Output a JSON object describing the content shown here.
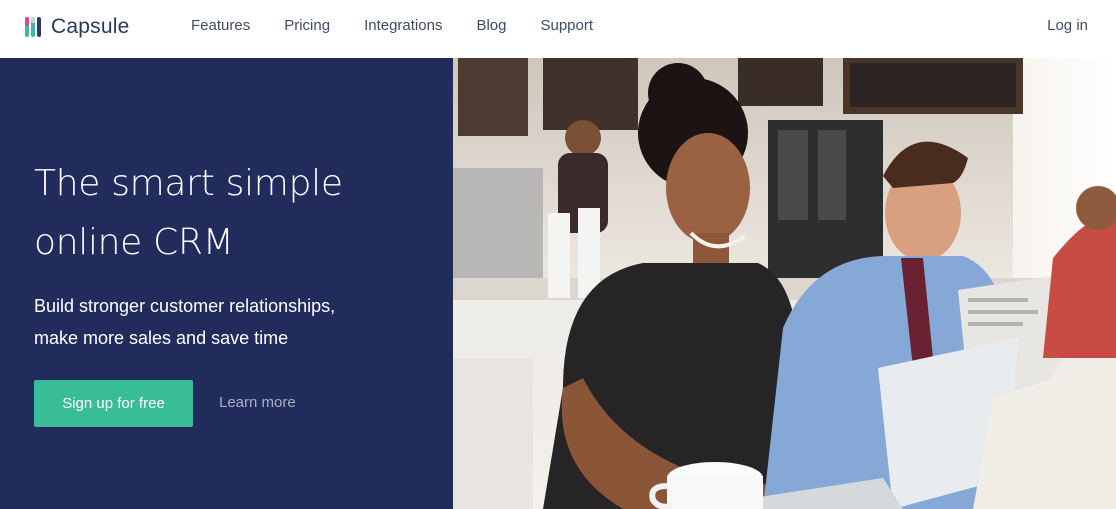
{
  "nav": {
    "logo_text": "Capsule",
    "logo_icon": "capsule-logo-icon",
    "links": [
      {
        "label": "Features"
      },
      {
        "label": "Pricing"
      },
      {
        "label": "Integrations"
      },
      {
        "label": "Blog"
      },
      {
        "label": "Support"
      }
    ],
    "login_label": "Log in"
  },
  "hero": {
    "headline_line1": "The smart simple",
    "headline_line2": "online CRM",
    "subtext_line1": "Build stronger customer relationships,",
    "subtext_line2": "make more sales and save time",
    "cta_label": "Sign up for free",
    "secondary_label": "Learn more",
    "photo_icon": "cafe-photo"
  },
  "colors": {
    "hero_bg": "#212c5c",
    "cta_bg": "#39bd97",
    "nav_text": "#3d4b66",
    "logo_text": "#273a5e"
  }
}
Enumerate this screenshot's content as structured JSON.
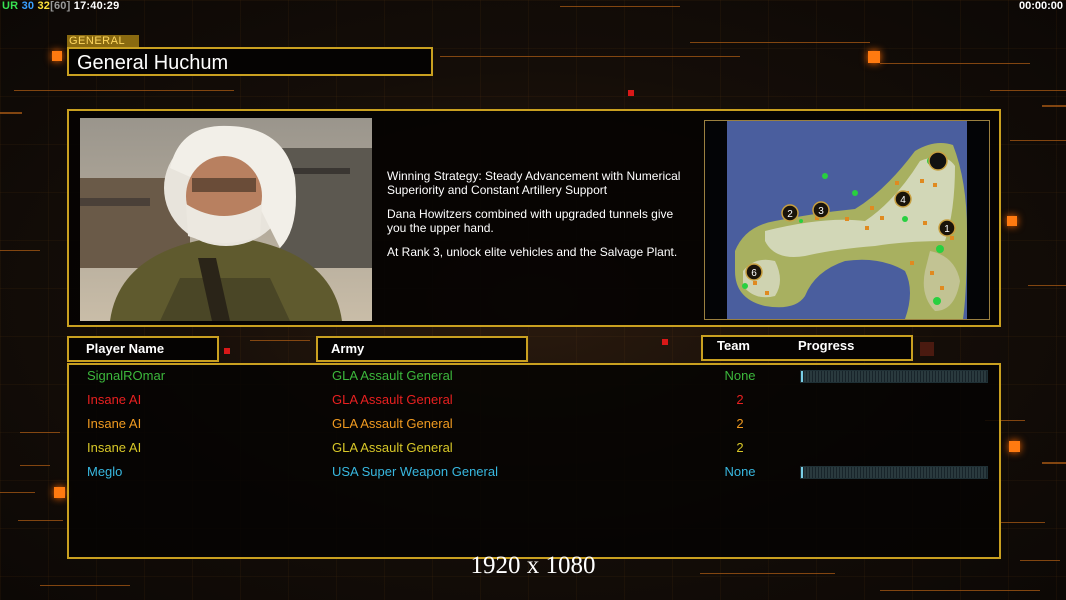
{
  "hud": {
    "left": [
      "UR",
      "30",
      "32",
      "[60]",
      "17:40:29"
    ],
    "right": "00:00:00"
  },
  "general": {
    "tag": "GENERAL",
    "name": "General Huchum"
  },
  "description": {
    "lines": [
      "Winning Strategy: Steady Advancement with Numerical\n Superiority and Constant Artillery Support",
      "Dana Howitzers combined with upgraded tunnels give\n you the upper hand.",
      "At Rank 3, unlock elite vehicles and the Salvage Plant."
    ]
  },
  "minimap": {
    "start_markers": [
      "1",
      "2",
      "3",
      "4",
      "6"
    ]
  },
  "headers": {
    "player_name": "Player Name",
    "army": "Army",
    "team": "Team",
    "progress": "Progress"
  },
  "players": [
    {
      "name": "SignalROmar",
      "army": "GLA Assault General",
      "team": "None",
      "color": "#3cb83c",
      "progress": 0.01,
      "show_progress": true
    },
    {
      "name": "Insane AI",
      "army": "GLA Assault General",
      "team": "2",
      "color": "#e82020",
      "progress": 0,
      "show_progress": false
    },
    {
      "name": "Insane AI",
      "army": "GLA Assault General",
      "team": "2",
      "color": "#f09a20",
      "progress": 0,
      "show_progress": false
    },
    {
      "name": "Insane AI",
      "army": "GLA Assault General",
      "team": "2",
      "color": "#d8c828",
      "progress": 0,
      "show_progress": false
    },
    {
      "name": "Meglo",
      "army": "USA Super Weapon General",
      "team": "None",
      "color": "#38b8e0",
      "progress": 0.01,
      "show_progress": true
    }
  ],
  "resolution_label": "1920 x 1080",
  "colors": {
    "frame": "#c9a020",
    "accent": "#ff7a10"
  }
}
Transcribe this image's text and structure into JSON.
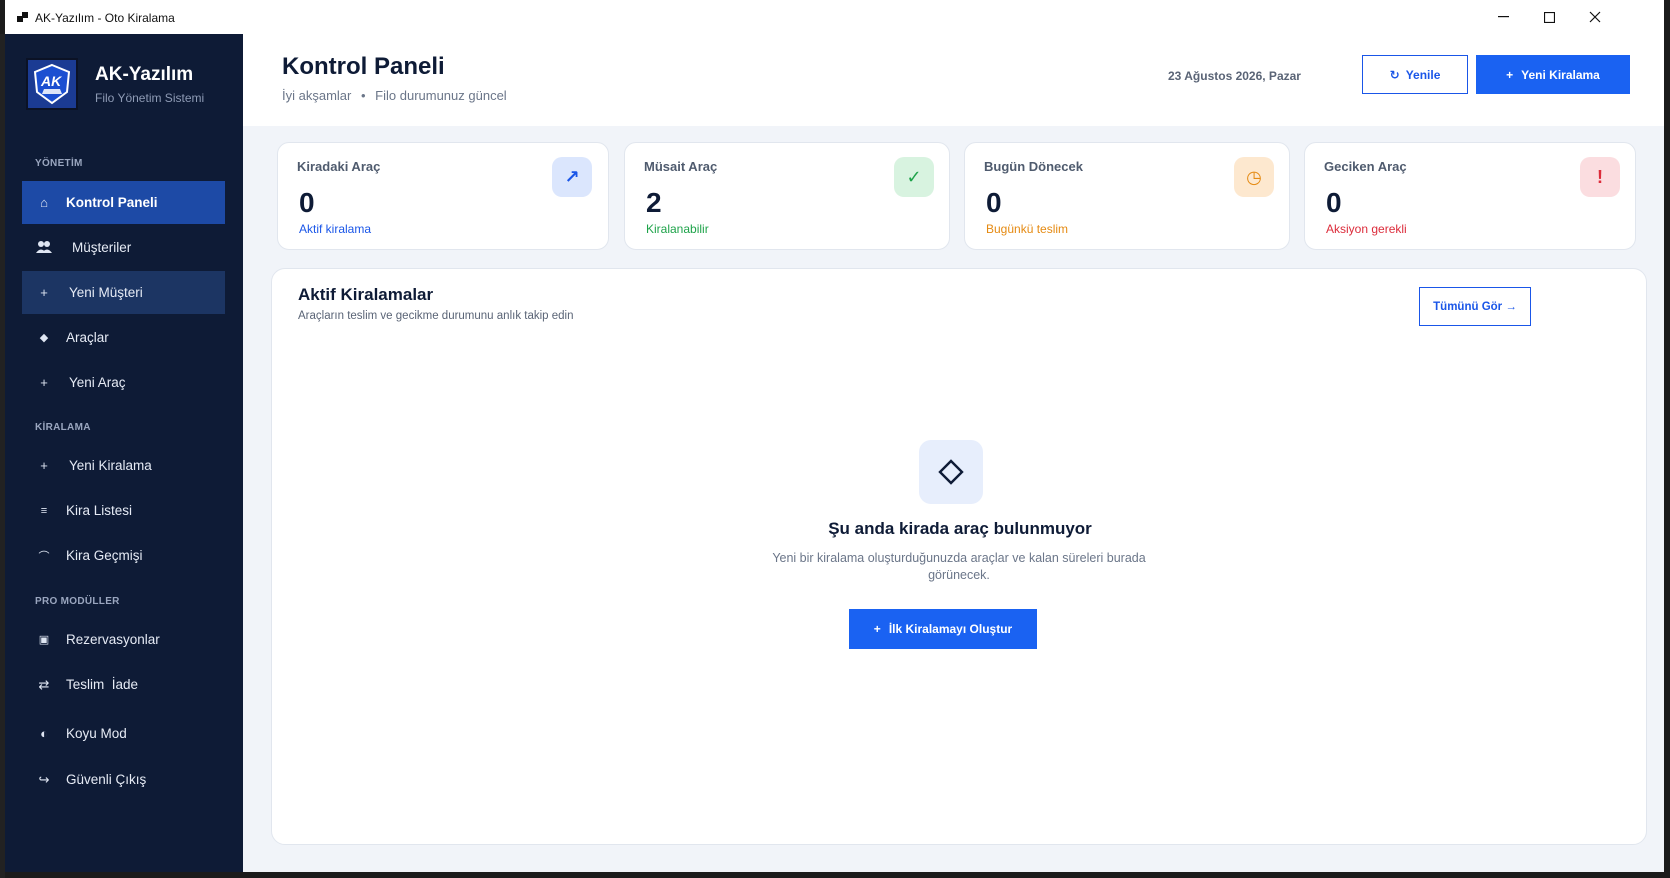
{
  "window": {
    "title": "AK-Yazılım - Oto Kiralama"
  },
  "brand": {
    "name": "AK-Yazılım",
    "subtitle": "Filo Yönetim Sistemi",
    "logo_text": "AK"
  },
  "sidebar": {
    "sections": [
      {
        "label": "YÖNETİM"
      },
      {
        "label": "KİRALAMA"
      },
      {
        "label": "PRO MODÜLLER"
      }
    ],
    "items": [
      {
        "label": "Kontrol Paneli",
        "icon": "home-icon",
        "glyph": "⌂",
        "active": true
      },
      {
        "label": "Müşteriler",
        "icon": "users-icon",
        "glyph": "👥"
      },
      {
        "label": "Yeni Müşteri",
        "icon": "plus-icon",
        "glyph": "+"
      },
      {
        "label": "Araçlar",
        "icon": "diamond-icon",
        "glyph": "◆"
      },
      {
        "label": "Yeni Araç",
        "icon": "plus-icon",
        "glyph": "+"
      },
      {
        "label": "Yeni Kiralama",
        "icon": "plus-icon",
        "glyph": "+"
      },
      {
        "label": "Kira Listesi",
        "icon": "list-icon",
        "glyph": "≡"
      },
      {
        "label": "Kira Geçmişi",
        "icon": "history-icon",
        "glyph": "⌒"
      },
      {
        "label": "Rezervasyonlar",
        "icon": "calendar-icon",
        "glyph": "▣"
      },
      {
        "label": "Teslim  İade",
        "icon": "swap-icon",
        "glyph": "⇄"
      },
      {
        "label": "Koyu Mod",
        "icon": "moon-icon",
        "glyph": "◐"
      },
      {
        "label": "Güvenli Çıkış",
        "icon": "logout-icon",
        "glyph": "↪"
      }
    ]
  },
  "header": {
    "title": "Kontrol Paneli",
    "greeting": "İyi akşamlar",
    "status": "Filo durumunuz güncel",
    "date": "23 Ağustos 2026, Pazar",
    "refresh_label": "Yenile",
    "refresh_glyph": "↻",
    "new_rental_label": "Yeni Kiralama",
    "new_rental_glyph": "+"
  },
  "stats": [
    {
      "label": "Kiradaki Araç",
      "value": "0",
      "note": "Aktif kiralama",
      "glyph": "↗",
      "color": "#1a56e8",
      "icon_bg": "#dbe6fd"
    },
    {
      "label": "Müsait Araç",
      "value": "2",
      "note": "Kiralanabilir",
      "glyph": "✓",
      "color": "#1ea34a",
      "icon_bg": "#d8f3e0"
    },
    {
      "label": "Bugün Dönecek",
      "value": "0",
      "note": "Bugünkü teslim",
      "glyph": "◷",
      "color": "#e58a12",
      "icon_bg": "#fde8cf"
    },
    {
      "label": "Geciken Araç",
      "value": "0",
      "note": "Aksiyon gerekli",
      "glyph": "!",
      "color": "#dc2c3b",
      "icon_bg": "#fbdde0"
    }
  ],
  "active_rentals": {
    "title": "Aktif Kiralamalar",
    "subtitle": "Araçların teslim ve gecikme durumunu anlık takip edin",
    "view_all_label": "Tümünü Gör →",
    "empty_glyph": "◇",
    "empty_title": "Şu anda kirada araç bulunmuyor",
    "empty_description": "Yeni bir kiralama oluşturduğunuzda araçlar ve kalan süreleri burada görünecek.",
    "cta_label": "İlk Kiralamayı Oluştur",
    "cta_glyph": "+"
  },
  "colors": {
    "sidebar_bg": "#0e1b36",
    "accent": "#1a62f2",
    "active_nav": "#1d4aa6"
  }
}
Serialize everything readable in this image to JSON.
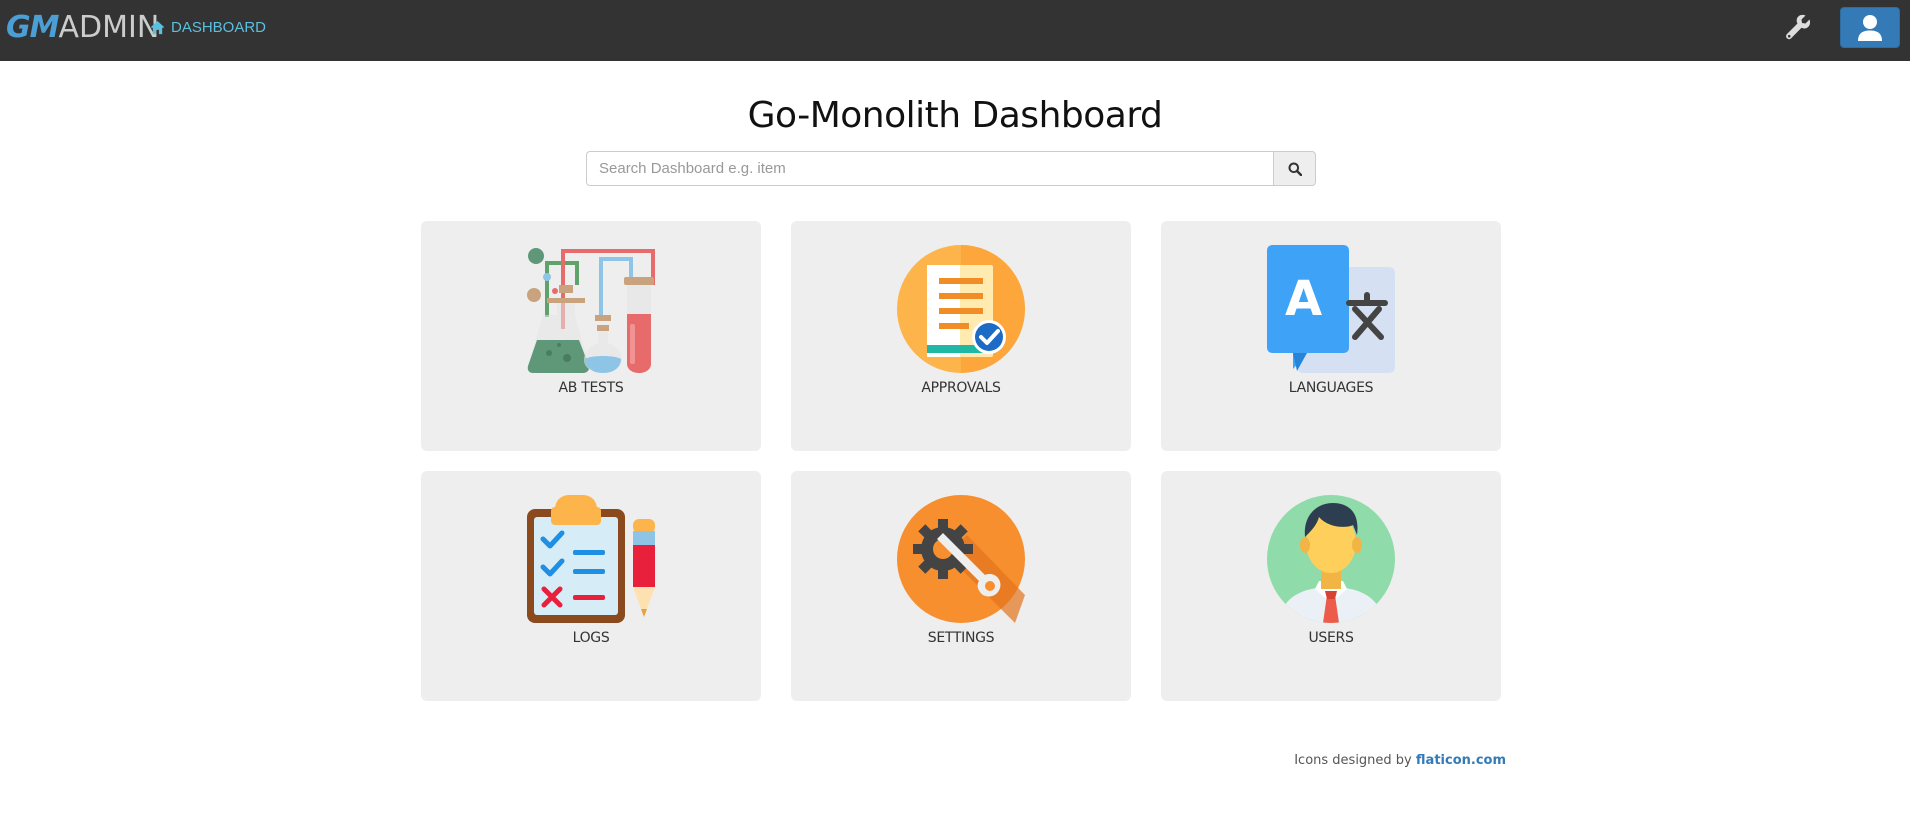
{
  "navbar": {
    "brand_gm": "GM",
    "brand_admin": "ADMIN",
    "home_link": "DASHBOARD"
  },
  "page": {
    "title": "Go-Monolith Dashboard"
  },
  "search": {
    "placeholder": "Search Dashboard e.g. item"
  },
  "tiles": [
    {
      "label": "AB TESTS",
      "icon": "lab-flasks-icon"
    },
    {
      "label": "APPROVALS",
      "icon": "approval-document-icon"
    },
    {
      "label": "LANGUAGES",
      "icon": "translate-icon"
    },
    {
      "label": "LOGS",
      "icon": "checklist-clipboard-icon"
    },
    {
      "label": "SETTINGS",
      "icon": "settings-gear-wrench-icon"
    },
    {
      "label": "USERS",
      "icon": "user-avatar-icon"
    }
  ],
  "footer": {
    "text": "Icons designed by",
    "link": "flaticon.com"
  },
  "colors": {
    "navbar_bg": "#333333",
    "accent_blue": "#337ab7",
    "link_cyan": "#5bc0de",
    "tile_bg": "#eeeeee"
  }
}
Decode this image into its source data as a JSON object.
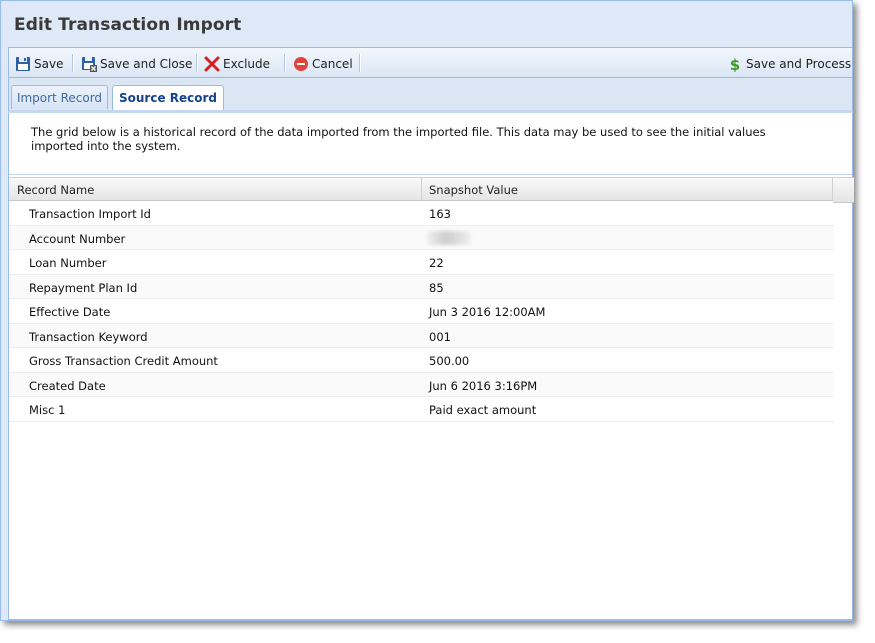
{
  "window": {
    "title": "Edit Transaction Import"
  },
  "toolbar": {
    "save_label": "Save",
    "save_close_label": "Save and Close",
    "exclude_label": "Exclude",
    "cancel_label": "Cancel",
    "save_process_label": "Save and Process"
  },
  "tabs": [
    {
      "label": "Import Record",
      "active": false
    },
    {
      "label": "Source Record",
      "active": true
    }
  ],
  "description": "The grid below is a historical record of the data imported from the imported file. This data may be used to see the initial values imported into the system.",
  "grid": {
    "headers": {
      "name": "Record Name",
      "value": "Snapshot Value"
    },
    "rows": [
      {
        "name": "Transaction Import Id",
        "value": "163"
      },
      {
        "name": "Account Number",
        "value": ""
      },
      {
        "name": "Loan Number",
        "value": "22"
      },
      {
        "name": "Repayment Plan Id",
        "value": "85"
      },
      {
        "name": "Effective Date",
        "value": "Jun 3 2016 12:00AM"
      },
      {
        "name": "Transaction Keyword",
        "value": "001"
      },
      {
        "name": "Gross Transaction Credit Amount",
        "value": "500.00"
      },
      {
        "name": "Created Date",
        "value": "Jun 6 2016 3:16PM"
      },
      {
        "name": "Misc 1",
        "value": "Paid exact amount"
      }
    ]
  },
  "colors": {
    "window_bg": "#dfe8f6",
    "border": "#99bbe8",
    "active_tab_text": "#15428b",
    "inactive_tab_text": "#416aa3"
  }
}
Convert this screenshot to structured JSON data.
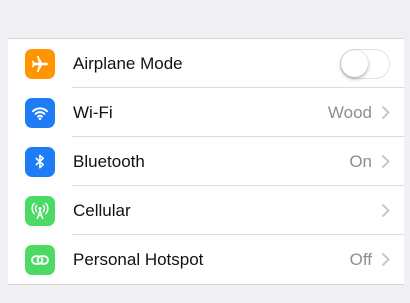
{
  "settings": {
    "rows": [
      {
        "label": "Airplane Mode",
        "icon": "airplane-icon",
        "color": "#ff9500",
        "toggle": false
      },
      {
        "label": "Wi-Fi",
        "icon": "wifi-icon",
        "color": "#1e7cf6",
        "value": "Wood"
      },
      {
        "label": "Bluetooth",
        "icon": "bluetooth-icon",
        "color": "#1e7cf6",
        "value": "On"
      },
      {
        "label": "Cellular",
        "icon": "cellular-icon",
        "color": "#4cd964",
        "value": ""
      },
      {
        "label": "Personal Hotspot",
        "icon": "hotspot-icon",
        "color": "#4cd964",
        "value": "Off"
      }
    ]
  }
}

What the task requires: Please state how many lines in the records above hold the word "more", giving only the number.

Response to the task: 2